While Shawn Marion undoubtedly falls short of the "star" moniker, he's one of two players in this article whose well-rounded nature makes impossible to exclude.
Nicknamed "The Matrix" because of his ability to contribute to a game in so many ways, Marion was a quiet contributor for the Dallas Mavericks last season, much like he'll be during the 2012-13 campaign.
He averaged 10.6 points, 7.4 rebounds, 2.1 assists, 0.6 blocks and 1.1 steals per game during his third season under Mark Cuban and will likely put up similar numbers during his fourth.
Marion is another lockdown defender, capable of guarding his man effectively both on the blocks and the perimeter.
Despite the hitch in his jumper and his advancing age, Marion is still one of the NBA's premier well-rounded players.
Well, you don't have to wait long before getting to the next player whose versatility trumps his lack of stardom. Lamar Odom might have something to say about that last part now that he's with the Los Angeles Clippers, though.
If he can earn enough playing time, he'll be a crucial player alongside Chris Paul and Blake Griffin. Even if he doesn't, he'll still affect the game in a variety of ways.
Odom came into the league as a massive forward who was capable of running the show as a point-forward, and not too much has changed since his first stint with the Clippers from 1999-2003. He's lost some of his athleticism and effectiveness, but his skill set still remains widespread among the different areas of basketball.
When you're a threat to lead the league in triple-doubles while playing point guard, you definitely qualify as one of the most versatile players in the Association.
Such is the case with Rajon Rondo, who makes up for his lack of scoring ability with nearly unmatched court vision and a terrific level of tenacity when crashing the boards.
Plus, the Boston Celtics point guard is a tremendous defender out on the perimeter. He's one of the rare players who's both capable of swiping the ball away multiple times a game and locking his target down on each and every one of the possessions on which he doesn't record a steal.
Rondo isn't the absolute most versatile player in the NBA, but his stat-stuffing ways allow him to at least come close.
If only Josh Smith understood that he is already versatile...
Smith is one of the league's top shot-blockers, but he also plays great defense even when he's not racking up the counting stats. He also uses his athleticism successfully on offense and has developed into one of the better scorers at the power forward position that the NBA has to offer.

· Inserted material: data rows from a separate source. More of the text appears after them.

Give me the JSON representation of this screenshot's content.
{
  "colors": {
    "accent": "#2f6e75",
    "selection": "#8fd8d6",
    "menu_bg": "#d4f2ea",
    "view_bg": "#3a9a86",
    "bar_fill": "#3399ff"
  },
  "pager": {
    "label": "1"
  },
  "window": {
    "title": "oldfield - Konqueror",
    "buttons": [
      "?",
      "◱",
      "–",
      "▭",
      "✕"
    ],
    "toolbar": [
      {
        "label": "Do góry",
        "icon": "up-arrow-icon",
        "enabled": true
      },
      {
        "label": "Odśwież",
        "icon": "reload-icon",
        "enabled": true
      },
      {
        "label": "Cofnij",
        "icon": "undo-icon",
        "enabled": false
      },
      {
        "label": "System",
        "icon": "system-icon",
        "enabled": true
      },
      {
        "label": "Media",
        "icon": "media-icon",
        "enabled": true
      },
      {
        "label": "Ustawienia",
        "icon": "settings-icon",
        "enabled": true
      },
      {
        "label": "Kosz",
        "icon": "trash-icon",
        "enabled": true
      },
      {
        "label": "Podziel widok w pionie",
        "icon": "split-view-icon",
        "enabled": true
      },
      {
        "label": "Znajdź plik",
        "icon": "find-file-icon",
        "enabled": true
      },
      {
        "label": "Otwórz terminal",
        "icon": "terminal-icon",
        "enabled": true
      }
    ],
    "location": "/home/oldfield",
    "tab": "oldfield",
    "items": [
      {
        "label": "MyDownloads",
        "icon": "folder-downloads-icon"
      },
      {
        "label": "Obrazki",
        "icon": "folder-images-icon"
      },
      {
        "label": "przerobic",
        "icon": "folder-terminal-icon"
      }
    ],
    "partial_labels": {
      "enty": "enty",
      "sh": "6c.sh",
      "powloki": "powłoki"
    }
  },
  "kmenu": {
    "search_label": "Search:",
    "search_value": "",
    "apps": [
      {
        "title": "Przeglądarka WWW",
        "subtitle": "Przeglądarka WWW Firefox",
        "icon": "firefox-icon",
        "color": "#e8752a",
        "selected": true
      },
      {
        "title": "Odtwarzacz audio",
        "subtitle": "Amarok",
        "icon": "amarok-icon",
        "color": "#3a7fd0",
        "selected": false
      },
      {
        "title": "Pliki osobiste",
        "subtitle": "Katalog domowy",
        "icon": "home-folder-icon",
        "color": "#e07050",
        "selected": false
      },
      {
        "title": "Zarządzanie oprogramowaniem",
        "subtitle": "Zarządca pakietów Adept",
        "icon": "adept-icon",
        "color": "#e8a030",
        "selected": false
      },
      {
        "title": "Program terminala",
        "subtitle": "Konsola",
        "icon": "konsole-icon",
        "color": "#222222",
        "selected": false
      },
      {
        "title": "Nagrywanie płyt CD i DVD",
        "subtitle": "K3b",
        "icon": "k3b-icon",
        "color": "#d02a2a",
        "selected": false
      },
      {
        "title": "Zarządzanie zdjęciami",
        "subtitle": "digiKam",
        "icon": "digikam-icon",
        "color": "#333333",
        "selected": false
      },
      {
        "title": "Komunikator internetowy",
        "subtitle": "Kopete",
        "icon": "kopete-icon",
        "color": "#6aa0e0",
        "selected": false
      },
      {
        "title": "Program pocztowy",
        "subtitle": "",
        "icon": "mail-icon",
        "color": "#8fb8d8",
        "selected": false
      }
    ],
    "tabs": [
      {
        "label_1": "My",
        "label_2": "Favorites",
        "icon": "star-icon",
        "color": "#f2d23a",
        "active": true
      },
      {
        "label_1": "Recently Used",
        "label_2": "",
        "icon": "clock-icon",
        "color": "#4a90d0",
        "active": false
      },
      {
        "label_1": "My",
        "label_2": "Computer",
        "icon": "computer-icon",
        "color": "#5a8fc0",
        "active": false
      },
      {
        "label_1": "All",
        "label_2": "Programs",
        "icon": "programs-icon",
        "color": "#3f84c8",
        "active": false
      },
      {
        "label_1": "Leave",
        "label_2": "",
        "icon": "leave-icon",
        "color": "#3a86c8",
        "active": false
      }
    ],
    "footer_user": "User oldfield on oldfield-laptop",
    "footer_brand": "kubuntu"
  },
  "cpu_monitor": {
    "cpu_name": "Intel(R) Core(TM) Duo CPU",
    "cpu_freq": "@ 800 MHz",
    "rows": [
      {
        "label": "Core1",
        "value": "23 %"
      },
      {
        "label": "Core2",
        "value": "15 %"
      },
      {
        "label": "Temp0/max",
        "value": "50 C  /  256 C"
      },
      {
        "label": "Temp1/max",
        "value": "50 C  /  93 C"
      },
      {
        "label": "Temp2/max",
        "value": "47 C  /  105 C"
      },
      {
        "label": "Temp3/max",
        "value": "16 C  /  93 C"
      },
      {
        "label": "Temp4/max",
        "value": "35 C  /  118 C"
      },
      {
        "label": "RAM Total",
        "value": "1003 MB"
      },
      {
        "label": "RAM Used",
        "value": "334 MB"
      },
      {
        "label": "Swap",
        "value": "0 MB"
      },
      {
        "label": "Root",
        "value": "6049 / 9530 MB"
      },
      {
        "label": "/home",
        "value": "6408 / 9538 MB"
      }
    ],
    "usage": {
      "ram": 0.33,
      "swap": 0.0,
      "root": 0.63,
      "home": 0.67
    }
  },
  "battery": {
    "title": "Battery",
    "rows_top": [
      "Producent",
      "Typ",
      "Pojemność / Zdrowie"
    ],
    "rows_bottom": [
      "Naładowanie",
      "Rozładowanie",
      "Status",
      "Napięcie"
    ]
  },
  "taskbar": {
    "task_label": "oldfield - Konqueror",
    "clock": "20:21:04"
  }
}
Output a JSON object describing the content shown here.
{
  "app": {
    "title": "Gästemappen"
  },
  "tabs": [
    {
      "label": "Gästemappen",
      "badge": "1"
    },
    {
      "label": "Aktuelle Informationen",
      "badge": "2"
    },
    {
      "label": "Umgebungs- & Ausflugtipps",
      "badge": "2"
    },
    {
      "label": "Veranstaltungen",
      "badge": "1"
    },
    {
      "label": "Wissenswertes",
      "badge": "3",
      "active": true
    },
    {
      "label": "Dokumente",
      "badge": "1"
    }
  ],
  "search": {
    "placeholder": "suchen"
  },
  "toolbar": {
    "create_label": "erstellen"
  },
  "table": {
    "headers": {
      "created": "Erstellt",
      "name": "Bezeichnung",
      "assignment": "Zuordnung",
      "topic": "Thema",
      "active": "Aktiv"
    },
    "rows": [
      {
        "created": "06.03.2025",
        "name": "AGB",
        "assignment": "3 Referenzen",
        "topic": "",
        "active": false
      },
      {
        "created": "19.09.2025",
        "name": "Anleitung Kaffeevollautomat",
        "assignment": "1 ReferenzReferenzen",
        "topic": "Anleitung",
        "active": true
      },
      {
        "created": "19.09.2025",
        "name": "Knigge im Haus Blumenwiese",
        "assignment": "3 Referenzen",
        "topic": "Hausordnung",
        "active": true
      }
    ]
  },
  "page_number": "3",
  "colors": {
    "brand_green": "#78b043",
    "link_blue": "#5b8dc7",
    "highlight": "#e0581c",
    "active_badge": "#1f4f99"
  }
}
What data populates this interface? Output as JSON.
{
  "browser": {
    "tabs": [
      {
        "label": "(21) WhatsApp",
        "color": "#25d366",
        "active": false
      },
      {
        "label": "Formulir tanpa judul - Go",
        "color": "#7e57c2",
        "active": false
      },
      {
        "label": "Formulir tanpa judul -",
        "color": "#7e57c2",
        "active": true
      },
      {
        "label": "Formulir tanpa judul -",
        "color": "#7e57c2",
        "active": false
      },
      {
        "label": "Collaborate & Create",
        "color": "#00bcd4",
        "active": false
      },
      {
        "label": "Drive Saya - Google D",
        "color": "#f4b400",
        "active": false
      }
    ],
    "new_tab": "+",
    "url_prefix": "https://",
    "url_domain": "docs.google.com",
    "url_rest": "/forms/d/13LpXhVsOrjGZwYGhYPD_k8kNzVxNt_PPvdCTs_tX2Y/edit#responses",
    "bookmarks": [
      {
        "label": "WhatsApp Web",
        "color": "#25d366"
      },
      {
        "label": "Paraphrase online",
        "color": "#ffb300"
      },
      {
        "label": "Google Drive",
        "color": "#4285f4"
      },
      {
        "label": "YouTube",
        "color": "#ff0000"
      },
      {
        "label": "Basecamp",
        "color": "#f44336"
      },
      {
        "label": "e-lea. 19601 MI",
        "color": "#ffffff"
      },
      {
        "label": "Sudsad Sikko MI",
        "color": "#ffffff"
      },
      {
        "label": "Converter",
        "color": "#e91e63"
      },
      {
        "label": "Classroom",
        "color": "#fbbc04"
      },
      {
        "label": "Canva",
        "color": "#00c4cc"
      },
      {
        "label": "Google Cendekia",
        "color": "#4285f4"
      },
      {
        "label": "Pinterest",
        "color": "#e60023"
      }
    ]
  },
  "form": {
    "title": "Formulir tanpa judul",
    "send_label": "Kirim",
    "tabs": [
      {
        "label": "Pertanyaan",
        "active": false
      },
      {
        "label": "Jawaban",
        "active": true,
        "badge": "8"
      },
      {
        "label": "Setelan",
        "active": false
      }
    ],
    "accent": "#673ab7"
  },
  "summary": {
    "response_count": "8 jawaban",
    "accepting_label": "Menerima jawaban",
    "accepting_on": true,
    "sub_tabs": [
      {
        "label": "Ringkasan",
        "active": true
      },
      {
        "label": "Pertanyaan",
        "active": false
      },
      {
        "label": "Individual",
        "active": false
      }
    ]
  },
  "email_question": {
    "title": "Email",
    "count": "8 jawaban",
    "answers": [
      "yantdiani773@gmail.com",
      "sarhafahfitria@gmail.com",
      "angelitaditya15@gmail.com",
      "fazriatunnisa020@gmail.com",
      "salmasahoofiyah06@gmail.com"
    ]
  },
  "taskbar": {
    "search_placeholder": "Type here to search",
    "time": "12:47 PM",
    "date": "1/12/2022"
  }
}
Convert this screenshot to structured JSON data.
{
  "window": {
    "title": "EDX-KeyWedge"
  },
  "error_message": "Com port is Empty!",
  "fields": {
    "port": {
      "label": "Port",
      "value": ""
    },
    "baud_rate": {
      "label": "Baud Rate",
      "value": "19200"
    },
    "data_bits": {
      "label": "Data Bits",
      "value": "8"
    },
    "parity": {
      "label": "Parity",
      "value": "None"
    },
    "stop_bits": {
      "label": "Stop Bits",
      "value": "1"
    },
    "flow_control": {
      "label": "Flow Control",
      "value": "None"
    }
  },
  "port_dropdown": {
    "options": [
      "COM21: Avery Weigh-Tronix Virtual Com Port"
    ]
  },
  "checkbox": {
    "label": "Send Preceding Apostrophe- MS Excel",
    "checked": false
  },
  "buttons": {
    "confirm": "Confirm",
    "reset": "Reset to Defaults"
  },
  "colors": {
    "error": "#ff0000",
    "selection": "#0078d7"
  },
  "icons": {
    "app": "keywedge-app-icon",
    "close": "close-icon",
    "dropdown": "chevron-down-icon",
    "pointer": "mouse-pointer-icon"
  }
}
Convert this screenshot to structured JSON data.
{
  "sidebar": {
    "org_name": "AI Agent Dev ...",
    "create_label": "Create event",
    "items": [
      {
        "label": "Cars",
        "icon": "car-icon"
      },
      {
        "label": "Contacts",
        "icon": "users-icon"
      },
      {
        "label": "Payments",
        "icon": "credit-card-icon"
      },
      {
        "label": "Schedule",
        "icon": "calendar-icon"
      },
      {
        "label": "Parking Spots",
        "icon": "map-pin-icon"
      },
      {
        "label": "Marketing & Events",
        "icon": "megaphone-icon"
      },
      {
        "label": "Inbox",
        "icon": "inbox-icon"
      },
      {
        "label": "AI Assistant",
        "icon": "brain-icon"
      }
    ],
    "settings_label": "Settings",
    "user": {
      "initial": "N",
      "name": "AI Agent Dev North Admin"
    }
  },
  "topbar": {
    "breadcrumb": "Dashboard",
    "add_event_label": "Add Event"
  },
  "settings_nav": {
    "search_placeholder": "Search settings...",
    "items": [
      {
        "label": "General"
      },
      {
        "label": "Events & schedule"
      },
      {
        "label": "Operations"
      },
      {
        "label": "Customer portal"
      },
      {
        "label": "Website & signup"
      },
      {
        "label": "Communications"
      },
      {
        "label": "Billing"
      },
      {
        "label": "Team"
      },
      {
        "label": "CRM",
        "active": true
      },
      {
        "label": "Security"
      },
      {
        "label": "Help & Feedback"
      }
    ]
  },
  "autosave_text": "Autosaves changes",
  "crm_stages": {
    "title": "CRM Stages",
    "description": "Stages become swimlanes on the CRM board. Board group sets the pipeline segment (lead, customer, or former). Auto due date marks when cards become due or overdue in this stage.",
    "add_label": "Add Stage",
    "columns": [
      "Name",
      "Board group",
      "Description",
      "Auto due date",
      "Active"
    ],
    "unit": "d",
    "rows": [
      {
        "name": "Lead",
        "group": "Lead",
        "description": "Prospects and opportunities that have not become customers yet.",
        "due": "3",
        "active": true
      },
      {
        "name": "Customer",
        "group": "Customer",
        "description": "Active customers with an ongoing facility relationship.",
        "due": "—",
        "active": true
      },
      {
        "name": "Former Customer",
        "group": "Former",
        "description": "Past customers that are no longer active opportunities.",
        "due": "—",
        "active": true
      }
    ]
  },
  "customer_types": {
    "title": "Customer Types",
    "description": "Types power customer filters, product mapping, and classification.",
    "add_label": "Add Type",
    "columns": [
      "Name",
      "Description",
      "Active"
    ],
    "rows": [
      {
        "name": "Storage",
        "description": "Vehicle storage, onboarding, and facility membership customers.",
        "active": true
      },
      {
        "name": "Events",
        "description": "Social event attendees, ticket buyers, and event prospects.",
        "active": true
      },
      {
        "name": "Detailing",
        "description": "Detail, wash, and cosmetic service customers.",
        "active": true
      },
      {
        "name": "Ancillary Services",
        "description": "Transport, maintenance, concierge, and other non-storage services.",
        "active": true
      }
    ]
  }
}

That's not enough for Smoove, even though it would be plenty of tools for most players to have in their arsenals.
No. 5 is still convinced that he's a great shooter from the perimeter. News flash time: He isn't.
Whether you think that Dwyane Wade or Kobe Bryant is the best shooting guard in the NBA, it's impossible to deny that Wade is still one of the two best players at his position.
Wade's ascent to the top of the 2-guard totem pole happened because of more than just his slashing ability. As great as he is at cutting to the basket with and without the ball, he's a versatile player who makes a major impact on both ends of the court.
The greatest shot-blocking guard of all time, Wade is still a defender who causes players set to face the Miami Heat to stay up all night or wake up in a cold sweat.
The beauty of Wade's game is that he always finds a way to contribute, even when his shot isn't falling. When it is, the rest is gravy.
Even though Gerald Wallace is an inch taller than Andre Iguodala and plays combo-forward instead of a swingman role, he still plays a rather similar role to his now-Nuggets counterpart.
Crash is a tenacious defender on all areas of the court, and he can score capably. He isn't usually considered a primary option when it comes to putting the ball in the hoop, but he can do so effectively when he's asked to.
A great player in transition, Wallace is always dangerous after a missed shot and is a constant threat to pull down any available rebound.